_Prompt_
If a line of the records contains the word "JSON", list it.

*** Opening of Data ***

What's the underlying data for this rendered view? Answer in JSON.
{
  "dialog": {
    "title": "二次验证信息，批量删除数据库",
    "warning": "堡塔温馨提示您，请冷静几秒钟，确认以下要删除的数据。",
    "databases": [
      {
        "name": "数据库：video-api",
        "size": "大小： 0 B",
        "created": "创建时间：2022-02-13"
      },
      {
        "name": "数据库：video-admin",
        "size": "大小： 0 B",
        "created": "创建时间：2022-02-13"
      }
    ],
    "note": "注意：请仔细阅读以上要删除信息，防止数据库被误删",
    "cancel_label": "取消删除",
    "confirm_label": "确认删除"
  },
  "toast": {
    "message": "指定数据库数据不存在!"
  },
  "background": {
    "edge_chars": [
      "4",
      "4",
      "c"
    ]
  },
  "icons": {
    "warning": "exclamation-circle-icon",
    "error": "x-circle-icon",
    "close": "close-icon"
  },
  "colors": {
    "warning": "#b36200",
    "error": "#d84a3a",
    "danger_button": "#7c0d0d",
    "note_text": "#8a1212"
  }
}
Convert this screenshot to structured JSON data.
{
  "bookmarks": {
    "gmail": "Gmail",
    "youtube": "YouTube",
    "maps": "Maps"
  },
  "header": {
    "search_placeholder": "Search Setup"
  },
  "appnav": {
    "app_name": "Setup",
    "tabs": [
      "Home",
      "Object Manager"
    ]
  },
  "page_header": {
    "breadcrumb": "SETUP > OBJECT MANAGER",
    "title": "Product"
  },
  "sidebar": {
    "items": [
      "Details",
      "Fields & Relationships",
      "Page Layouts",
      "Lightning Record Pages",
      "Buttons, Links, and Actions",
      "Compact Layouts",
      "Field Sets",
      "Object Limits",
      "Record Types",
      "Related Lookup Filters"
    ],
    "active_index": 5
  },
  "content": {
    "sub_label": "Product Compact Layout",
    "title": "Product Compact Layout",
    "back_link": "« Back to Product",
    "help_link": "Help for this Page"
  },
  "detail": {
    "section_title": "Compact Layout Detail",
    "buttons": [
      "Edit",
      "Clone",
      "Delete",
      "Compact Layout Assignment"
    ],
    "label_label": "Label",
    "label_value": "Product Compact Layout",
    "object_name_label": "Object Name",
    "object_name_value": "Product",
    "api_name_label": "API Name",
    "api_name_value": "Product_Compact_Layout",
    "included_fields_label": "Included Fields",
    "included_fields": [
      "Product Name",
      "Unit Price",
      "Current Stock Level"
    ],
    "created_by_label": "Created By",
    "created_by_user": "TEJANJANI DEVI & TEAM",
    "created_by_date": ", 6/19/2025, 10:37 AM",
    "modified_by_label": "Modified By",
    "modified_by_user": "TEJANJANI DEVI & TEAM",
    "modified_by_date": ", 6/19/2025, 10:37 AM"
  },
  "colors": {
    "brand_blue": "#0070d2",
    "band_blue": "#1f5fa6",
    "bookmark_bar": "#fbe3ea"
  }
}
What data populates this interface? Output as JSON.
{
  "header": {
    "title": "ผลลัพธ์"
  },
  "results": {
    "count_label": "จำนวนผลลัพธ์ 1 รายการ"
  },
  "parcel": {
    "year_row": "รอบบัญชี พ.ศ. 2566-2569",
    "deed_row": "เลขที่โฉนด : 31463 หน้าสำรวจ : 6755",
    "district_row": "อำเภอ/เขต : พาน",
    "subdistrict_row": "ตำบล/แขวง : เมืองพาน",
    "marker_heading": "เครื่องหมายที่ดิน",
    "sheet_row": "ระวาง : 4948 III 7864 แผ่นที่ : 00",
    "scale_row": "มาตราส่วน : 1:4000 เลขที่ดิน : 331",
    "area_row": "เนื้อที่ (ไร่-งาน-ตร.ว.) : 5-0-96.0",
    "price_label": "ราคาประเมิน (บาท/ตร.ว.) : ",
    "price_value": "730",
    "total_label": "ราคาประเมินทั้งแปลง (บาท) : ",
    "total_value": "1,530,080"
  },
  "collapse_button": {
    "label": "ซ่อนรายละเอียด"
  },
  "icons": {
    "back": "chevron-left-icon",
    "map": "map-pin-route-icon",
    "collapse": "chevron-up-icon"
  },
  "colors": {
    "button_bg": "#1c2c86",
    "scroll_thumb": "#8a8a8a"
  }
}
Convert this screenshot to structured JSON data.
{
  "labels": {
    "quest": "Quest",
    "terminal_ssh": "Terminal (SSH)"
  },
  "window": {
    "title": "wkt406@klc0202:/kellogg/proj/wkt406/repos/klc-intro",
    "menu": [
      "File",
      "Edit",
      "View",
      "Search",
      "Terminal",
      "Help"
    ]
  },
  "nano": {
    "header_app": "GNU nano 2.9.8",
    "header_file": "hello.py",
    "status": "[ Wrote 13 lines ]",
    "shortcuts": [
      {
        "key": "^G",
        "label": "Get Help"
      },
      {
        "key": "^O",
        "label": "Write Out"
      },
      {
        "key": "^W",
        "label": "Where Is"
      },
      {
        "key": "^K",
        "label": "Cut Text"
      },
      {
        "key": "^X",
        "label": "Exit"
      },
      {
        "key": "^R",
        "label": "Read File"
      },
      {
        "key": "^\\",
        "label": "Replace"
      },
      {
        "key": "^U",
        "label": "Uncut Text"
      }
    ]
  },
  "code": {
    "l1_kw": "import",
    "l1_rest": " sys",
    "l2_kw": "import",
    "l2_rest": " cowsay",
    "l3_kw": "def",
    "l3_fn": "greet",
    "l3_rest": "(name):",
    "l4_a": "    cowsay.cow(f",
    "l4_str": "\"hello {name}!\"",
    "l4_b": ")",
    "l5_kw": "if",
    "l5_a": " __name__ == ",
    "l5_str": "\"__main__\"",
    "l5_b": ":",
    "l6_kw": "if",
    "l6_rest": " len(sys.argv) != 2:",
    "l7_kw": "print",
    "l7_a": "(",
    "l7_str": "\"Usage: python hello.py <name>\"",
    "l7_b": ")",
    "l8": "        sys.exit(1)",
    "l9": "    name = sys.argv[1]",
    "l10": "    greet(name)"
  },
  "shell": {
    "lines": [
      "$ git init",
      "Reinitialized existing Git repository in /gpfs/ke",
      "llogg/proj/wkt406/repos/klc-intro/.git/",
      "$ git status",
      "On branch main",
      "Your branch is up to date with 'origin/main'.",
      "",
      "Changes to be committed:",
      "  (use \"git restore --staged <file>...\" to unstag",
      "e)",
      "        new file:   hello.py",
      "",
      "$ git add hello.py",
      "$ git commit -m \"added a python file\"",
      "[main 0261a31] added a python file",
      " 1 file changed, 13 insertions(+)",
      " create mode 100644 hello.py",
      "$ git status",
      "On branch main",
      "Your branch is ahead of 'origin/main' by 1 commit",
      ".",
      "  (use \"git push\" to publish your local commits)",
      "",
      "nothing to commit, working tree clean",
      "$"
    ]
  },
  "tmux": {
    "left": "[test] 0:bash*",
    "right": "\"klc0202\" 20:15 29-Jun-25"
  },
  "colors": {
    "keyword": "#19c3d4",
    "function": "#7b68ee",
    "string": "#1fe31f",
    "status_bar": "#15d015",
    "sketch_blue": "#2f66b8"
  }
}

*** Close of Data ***

_Completed exercise_
What's the underlying data for this rendered view? Answer in JSON.
Convert this screenshot to structured JSON data.
What data populates this interface? Output as JSON.
Convert this screenshot to structured JSON data.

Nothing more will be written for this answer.